The alternates step in if a juror cannot fulfil their duty. The 12 jurors from New York will decide the Trump case. Their decision must be unanimous for Trump to be found guilty.

Verdict: The jury’s decision after a trial

A verdict in the Trump case is expected in the coming days. Sometimes juries only need a few hours to arrive at a decision. In other cases, the process can take weeks.

Jury deliberations: When the jurors discuss the evidence and try to reach a verdict

Jury deliberations begin after the prosecution and defence finish presenting their arguments.

First, the judge gives the 12 jurors instructions about how to interpret the law. Then the jurors meet behind closed doors to weigh the evidence and make a decision about the defendant’s guilt.

The jury in the New York trial started deliberating on Wednesday. As part of their decision-making process, they sent multiple requests to the judge in Trump’s case to revisit evidence they heard in court. A court reporter is scheduled to read to them parts of the witness transcript on Thursday.

Convicted: Found guilty beyond reasonable doubt

If found guilty, Trump would become the first former president to be convicted of a crime. All 12 jurors have to agree in order for Trump to be found guilty on any one of the 34 charges. Each charge is weighed separately, meaning Trump could be convicted on all 34 counts, some of them or none at all.

Acquitted: Found not guilty

An acquittal would mean that the 12 members of the jury believe the prosecution has not proven beyond a reasonable doubt that Trump falsified business records in order to influence the 2016 election.

If the jury acquits Trump, the former president will likely argue that the case was politically motivated all along.

Just like with a guilty verdict, all 12 jury members would have to agree to acquit Trump on any of the 34 charges.

Hung jury: A jury that cannot agree on a unanimous decision

In the case of a hung jury, the judge declares a mistrial and sends the legal proceedings to square one. Prosecutors would then have to make a decision on whether to re-try the case or drop the charges.

Trump would benefit from a hung jury, which would bolster his argument that the charges were unwarranted. A mistrial would also likely force the prosecutors to re-try the case, if at all, after the November presidential election.

Sentence: Punishment handed by the judge in the case of a conviction

For most crimes, there are laws that set limits for a maximum sentence.

In Trump’s case, the maximum sentence is four years per felony count. But legal experts say it is unlikely that the former president would be sentenced to jail time if convicted: He would more likely face a fine or probation.

Appeal: Taking the case to a higher court to reverse a guilty verdict

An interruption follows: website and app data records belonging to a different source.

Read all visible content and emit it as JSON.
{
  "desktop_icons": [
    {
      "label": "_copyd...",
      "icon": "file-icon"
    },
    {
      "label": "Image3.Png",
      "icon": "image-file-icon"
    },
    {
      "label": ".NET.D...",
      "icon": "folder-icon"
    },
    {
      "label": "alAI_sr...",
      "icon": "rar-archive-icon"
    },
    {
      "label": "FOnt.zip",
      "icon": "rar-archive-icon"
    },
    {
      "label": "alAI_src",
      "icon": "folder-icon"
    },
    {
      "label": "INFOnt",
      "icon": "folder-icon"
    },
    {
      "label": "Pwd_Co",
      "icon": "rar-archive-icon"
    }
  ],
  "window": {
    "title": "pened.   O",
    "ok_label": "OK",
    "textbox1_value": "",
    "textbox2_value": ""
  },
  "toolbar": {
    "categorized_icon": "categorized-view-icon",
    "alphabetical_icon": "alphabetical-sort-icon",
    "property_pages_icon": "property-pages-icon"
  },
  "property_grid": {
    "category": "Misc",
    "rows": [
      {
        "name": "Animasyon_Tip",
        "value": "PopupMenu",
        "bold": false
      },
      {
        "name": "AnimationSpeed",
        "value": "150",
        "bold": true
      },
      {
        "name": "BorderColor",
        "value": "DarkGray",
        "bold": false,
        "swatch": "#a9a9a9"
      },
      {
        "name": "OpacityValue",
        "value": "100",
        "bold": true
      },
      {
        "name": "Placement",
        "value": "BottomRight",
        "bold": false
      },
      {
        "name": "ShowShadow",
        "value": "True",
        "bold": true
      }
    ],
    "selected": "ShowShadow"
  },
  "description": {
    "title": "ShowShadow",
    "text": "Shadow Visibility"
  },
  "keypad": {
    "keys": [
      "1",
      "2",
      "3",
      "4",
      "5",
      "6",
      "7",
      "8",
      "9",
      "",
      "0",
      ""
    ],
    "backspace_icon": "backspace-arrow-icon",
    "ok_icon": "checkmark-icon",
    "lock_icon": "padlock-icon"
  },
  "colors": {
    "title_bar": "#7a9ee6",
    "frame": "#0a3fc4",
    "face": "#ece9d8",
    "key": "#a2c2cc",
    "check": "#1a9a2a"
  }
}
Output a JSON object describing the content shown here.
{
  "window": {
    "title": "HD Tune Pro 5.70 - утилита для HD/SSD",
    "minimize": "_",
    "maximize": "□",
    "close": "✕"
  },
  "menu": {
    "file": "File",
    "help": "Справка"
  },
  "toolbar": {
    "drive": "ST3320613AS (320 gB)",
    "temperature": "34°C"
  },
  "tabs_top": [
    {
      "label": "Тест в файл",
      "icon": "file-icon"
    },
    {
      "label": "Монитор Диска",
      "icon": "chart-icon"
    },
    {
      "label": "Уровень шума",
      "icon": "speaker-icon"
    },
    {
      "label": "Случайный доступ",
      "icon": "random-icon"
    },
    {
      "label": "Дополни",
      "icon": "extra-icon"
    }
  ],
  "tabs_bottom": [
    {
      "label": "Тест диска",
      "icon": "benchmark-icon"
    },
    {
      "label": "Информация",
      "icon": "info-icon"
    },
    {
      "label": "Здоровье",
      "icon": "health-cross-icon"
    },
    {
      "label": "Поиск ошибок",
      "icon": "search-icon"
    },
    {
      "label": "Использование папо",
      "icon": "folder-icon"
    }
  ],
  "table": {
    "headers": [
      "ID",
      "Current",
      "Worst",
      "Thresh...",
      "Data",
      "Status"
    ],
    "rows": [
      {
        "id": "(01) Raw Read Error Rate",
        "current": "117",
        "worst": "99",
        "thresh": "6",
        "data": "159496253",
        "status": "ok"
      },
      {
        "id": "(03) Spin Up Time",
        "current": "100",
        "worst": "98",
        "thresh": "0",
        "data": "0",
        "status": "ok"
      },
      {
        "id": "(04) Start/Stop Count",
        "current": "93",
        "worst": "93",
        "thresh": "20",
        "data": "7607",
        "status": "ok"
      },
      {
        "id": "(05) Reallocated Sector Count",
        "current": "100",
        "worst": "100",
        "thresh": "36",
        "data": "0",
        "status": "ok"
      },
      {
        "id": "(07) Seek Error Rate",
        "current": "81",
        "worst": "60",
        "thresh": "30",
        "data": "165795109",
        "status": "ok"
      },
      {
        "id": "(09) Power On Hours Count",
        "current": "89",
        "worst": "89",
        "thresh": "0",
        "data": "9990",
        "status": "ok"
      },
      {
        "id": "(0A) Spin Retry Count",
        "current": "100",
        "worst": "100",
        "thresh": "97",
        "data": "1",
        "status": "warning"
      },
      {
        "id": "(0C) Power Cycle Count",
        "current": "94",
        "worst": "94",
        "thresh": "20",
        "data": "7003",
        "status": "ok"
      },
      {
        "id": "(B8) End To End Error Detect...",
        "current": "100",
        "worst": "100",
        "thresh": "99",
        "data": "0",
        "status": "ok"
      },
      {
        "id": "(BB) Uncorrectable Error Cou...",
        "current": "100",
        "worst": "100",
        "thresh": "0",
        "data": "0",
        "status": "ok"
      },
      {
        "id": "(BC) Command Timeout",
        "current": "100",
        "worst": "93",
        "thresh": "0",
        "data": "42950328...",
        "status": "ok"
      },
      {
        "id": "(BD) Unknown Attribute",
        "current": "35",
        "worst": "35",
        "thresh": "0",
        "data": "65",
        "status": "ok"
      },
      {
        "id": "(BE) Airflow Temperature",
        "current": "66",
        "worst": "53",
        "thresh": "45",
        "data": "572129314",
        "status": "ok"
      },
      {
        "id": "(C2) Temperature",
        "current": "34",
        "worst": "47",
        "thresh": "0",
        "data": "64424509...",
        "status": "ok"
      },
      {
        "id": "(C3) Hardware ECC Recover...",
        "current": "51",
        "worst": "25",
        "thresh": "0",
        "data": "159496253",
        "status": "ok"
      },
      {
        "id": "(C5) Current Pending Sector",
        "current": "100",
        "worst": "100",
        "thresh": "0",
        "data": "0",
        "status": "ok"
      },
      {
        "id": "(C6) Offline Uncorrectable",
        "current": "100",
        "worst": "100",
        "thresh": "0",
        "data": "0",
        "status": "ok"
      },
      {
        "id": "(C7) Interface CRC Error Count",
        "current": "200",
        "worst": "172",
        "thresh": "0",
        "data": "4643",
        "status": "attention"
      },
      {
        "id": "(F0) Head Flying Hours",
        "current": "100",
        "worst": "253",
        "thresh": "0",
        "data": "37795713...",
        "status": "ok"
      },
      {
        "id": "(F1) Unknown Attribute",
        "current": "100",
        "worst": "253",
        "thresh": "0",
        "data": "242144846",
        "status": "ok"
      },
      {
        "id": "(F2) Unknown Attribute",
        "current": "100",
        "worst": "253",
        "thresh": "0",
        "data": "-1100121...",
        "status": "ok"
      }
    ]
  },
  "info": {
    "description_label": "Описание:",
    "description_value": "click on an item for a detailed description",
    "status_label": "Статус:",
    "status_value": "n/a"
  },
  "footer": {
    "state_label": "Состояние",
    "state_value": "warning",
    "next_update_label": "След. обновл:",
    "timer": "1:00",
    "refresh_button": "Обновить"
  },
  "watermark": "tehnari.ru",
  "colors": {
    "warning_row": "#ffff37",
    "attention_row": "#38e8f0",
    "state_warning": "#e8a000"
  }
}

Defendants can appeal the decisions against them, often by arguing that they did not receive a fair trial or had ineffective counsel.

An appeals court can revoke a conviction and send the case back to the lower court for a retrial. In some cases, prosecutors drop the charges or seek a lenient plea deal after a conviction is successfully appealed.

Trump would likely appeal a guilty verdict, which would buy him more time to challenge any conviction before the November presidential election.

Source: Al Jazeera